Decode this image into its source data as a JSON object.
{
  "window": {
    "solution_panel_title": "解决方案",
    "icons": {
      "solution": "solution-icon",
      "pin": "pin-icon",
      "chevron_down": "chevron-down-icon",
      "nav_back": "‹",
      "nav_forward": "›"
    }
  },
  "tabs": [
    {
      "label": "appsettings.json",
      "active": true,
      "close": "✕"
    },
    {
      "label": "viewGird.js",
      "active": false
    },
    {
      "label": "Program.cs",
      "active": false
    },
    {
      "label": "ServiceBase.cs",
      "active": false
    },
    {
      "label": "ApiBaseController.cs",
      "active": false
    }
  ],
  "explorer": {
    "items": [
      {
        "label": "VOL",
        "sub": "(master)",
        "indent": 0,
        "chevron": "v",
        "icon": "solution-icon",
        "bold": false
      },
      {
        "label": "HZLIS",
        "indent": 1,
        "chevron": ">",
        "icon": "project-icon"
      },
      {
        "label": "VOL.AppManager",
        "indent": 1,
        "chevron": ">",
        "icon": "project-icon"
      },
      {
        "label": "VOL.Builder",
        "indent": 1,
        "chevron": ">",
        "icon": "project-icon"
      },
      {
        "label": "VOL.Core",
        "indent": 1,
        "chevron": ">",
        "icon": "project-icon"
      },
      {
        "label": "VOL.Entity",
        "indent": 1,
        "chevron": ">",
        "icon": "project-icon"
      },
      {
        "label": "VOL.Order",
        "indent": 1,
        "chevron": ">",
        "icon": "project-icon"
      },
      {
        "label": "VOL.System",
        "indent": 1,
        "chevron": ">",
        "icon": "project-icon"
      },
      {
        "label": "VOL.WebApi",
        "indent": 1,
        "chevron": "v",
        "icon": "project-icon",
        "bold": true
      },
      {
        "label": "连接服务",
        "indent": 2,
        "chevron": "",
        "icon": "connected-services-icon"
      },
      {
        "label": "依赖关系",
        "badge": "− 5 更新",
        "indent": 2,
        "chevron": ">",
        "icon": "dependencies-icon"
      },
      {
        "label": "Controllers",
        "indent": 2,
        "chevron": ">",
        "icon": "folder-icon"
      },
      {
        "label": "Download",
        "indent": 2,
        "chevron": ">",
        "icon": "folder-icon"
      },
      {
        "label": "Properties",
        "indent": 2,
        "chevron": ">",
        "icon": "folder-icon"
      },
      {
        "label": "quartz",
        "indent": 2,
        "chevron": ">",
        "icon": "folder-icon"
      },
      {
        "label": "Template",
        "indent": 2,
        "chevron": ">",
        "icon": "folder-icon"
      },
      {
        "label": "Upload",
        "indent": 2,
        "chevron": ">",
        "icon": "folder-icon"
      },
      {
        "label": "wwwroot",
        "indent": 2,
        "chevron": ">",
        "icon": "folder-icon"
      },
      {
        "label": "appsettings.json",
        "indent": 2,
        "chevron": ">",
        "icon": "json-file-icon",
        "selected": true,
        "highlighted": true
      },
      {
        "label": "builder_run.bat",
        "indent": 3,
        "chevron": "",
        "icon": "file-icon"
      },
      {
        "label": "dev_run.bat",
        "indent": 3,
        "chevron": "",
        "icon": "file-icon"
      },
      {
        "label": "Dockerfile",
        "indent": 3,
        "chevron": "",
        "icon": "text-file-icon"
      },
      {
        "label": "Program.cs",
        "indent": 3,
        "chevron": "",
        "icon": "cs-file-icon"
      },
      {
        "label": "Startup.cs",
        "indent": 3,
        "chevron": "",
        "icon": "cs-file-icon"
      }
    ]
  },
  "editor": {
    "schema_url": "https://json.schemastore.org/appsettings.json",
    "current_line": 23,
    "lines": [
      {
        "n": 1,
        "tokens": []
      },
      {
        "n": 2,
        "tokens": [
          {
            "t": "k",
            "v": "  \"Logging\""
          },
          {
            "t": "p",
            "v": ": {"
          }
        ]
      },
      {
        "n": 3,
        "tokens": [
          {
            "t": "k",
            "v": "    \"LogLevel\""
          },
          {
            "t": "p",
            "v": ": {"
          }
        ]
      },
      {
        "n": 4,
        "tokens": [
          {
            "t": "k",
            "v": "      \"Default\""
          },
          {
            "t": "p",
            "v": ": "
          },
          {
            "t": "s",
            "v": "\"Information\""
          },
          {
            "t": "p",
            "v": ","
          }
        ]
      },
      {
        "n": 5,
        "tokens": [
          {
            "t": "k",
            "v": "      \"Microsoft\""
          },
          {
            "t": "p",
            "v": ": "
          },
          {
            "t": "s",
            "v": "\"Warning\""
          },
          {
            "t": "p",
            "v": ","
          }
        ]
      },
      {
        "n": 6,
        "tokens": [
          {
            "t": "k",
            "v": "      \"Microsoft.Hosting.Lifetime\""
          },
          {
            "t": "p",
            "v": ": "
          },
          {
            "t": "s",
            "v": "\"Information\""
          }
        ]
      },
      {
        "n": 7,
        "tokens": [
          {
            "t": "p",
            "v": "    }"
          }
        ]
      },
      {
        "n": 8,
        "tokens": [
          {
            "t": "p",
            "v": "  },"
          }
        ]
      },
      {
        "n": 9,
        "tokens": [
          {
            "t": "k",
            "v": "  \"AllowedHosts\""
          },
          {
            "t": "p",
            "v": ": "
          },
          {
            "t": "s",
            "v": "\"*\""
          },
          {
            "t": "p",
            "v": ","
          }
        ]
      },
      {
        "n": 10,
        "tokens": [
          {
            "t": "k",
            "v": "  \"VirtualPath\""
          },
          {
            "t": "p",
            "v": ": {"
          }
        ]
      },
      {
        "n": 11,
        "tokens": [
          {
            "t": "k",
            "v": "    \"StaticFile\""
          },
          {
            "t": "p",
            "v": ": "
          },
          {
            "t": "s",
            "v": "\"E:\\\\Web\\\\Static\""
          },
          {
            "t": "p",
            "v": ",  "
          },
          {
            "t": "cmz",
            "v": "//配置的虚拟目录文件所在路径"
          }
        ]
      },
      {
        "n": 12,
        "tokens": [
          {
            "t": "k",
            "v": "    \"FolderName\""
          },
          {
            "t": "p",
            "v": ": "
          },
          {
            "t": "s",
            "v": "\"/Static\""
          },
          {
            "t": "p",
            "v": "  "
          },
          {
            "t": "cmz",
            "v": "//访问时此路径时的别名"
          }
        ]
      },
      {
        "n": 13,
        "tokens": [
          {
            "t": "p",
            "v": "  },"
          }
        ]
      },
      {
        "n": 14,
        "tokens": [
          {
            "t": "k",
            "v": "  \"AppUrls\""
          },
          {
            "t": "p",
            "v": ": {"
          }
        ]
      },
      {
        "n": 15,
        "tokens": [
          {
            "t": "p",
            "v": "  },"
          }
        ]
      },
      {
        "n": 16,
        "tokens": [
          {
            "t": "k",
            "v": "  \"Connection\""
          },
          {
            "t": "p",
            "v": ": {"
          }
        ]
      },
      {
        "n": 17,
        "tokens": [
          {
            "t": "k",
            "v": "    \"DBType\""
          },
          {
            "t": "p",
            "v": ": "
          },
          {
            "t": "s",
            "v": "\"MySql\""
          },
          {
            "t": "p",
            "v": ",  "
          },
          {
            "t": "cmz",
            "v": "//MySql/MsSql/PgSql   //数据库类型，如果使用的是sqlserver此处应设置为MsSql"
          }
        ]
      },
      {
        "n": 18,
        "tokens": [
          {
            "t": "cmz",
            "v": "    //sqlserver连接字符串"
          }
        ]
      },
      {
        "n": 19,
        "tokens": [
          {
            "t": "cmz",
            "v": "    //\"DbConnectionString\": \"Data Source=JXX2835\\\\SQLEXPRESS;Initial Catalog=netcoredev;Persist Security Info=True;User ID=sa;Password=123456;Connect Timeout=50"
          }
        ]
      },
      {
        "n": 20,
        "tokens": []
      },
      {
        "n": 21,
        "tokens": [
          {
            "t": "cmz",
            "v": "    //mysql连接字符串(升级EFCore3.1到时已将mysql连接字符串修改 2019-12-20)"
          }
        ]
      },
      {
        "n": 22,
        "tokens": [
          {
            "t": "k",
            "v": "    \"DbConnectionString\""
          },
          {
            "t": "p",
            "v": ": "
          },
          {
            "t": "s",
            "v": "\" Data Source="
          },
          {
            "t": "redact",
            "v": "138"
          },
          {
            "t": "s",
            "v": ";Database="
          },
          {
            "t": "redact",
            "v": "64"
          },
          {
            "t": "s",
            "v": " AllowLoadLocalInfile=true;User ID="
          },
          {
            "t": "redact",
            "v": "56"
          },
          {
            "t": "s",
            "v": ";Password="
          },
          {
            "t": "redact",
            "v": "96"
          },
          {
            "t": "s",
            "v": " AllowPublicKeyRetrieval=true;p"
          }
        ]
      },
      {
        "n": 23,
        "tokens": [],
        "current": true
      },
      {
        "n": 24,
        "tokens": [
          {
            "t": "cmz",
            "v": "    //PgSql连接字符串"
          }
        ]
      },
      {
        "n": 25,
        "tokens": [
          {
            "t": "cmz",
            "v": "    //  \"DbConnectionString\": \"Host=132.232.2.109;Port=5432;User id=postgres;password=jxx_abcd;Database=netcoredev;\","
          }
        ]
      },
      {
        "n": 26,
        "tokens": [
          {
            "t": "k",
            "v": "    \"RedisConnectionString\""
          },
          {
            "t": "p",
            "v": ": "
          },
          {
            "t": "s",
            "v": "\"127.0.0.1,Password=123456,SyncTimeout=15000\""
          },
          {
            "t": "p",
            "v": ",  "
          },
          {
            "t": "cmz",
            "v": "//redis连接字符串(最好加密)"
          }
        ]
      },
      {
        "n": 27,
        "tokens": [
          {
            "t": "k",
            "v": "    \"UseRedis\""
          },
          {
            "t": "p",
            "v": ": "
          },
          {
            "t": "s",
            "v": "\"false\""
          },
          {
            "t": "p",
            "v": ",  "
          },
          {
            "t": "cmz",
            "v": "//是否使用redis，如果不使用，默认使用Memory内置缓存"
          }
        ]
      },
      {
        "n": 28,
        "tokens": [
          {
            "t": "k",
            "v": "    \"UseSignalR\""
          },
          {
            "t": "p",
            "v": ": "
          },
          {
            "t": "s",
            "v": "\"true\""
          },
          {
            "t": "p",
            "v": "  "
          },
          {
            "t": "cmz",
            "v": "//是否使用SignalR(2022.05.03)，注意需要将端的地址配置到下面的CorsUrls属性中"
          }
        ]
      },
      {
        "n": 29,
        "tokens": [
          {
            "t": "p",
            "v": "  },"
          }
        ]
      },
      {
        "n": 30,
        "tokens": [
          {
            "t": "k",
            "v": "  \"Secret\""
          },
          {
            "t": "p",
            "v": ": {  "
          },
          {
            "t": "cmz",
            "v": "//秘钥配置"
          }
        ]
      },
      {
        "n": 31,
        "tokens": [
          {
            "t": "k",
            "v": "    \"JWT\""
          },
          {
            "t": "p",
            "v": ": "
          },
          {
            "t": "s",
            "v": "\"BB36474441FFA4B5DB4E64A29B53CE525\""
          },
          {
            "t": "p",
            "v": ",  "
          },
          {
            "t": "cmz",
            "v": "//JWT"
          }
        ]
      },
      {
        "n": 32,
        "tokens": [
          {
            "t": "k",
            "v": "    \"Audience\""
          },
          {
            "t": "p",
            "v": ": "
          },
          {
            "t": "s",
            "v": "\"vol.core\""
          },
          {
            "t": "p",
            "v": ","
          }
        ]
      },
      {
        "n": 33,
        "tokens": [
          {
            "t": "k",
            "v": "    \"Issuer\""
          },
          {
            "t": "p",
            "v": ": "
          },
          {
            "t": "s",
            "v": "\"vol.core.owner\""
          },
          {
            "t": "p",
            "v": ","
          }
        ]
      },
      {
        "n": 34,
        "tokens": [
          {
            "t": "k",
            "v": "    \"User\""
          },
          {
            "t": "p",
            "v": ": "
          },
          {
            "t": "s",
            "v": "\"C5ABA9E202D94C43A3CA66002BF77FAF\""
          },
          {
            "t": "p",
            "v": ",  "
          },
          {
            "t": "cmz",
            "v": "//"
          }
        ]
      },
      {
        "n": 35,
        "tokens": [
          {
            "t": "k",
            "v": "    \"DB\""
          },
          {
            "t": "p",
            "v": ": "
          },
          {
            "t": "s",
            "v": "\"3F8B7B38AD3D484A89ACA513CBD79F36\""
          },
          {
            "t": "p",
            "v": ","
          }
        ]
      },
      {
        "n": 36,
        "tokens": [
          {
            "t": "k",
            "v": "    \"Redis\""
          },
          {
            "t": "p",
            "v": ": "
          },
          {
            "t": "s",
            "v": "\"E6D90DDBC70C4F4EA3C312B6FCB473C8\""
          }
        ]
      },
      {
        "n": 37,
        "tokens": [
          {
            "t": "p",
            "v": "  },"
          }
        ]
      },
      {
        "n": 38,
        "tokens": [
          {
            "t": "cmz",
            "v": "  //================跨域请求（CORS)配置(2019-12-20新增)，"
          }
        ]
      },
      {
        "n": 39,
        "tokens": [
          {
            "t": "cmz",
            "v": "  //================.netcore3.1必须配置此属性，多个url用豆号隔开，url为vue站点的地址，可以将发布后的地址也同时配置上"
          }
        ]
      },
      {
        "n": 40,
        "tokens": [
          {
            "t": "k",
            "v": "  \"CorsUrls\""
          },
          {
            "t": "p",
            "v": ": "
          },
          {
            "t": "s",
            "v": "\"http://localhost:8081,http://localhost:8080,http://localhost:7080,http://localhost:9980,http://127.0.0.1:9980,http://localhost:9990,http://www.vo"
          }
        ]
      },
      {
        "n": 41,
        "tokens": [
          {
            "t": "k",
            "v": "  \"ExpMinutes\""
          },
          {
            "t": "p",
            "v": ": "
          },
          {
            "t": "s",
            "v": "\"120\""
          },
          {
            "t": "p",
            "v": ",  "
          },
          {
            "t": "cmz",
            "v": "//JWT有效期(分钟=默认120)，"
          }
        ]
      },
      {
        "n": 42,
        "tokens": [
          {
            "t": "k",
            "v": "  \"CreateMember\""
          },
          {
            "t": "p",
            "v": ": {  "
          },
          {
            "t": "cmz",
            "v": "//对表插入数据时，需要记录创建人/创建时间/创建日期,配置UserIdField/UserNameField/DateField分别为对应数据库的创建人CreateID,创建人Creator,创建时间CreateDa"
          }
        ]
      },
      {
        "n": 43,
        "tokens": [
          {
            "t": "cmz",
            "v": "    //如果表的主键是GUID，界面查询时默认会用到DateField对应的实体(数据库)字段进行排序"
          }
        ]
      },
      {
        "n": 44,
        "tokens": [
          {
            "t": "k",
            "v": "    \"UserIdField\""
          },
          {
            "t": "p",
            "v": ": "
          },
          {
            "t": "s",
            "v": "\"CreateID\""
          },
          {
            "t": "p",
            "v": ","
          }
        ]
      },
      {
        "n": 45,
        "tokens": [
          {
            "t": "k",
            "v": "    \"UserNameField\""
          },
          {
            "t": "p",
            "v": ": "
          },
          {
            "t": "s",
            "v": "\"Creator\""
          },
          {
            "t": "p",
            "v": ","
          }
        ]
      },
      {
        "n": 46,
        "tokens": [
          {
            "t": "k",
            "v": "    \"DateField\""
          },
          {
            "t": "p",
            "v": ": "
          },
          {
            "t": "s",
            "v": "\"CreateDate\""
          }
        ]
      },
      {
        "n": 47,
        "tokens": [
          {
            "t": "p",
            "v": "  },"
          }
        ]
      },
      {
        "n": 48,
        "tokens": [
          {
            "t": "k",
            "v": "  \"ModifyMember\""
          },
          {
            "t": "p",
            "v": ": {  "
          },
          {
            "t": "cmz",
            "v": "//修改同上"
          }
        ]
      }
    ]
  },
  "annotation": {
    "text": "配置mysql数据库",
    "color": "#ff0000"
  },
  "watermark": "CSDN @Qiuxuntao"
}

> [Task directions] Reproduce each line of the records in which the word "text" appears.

> [Response to this task]
        "icon": "text-file-icon"
    "text": "配置mysql数据库",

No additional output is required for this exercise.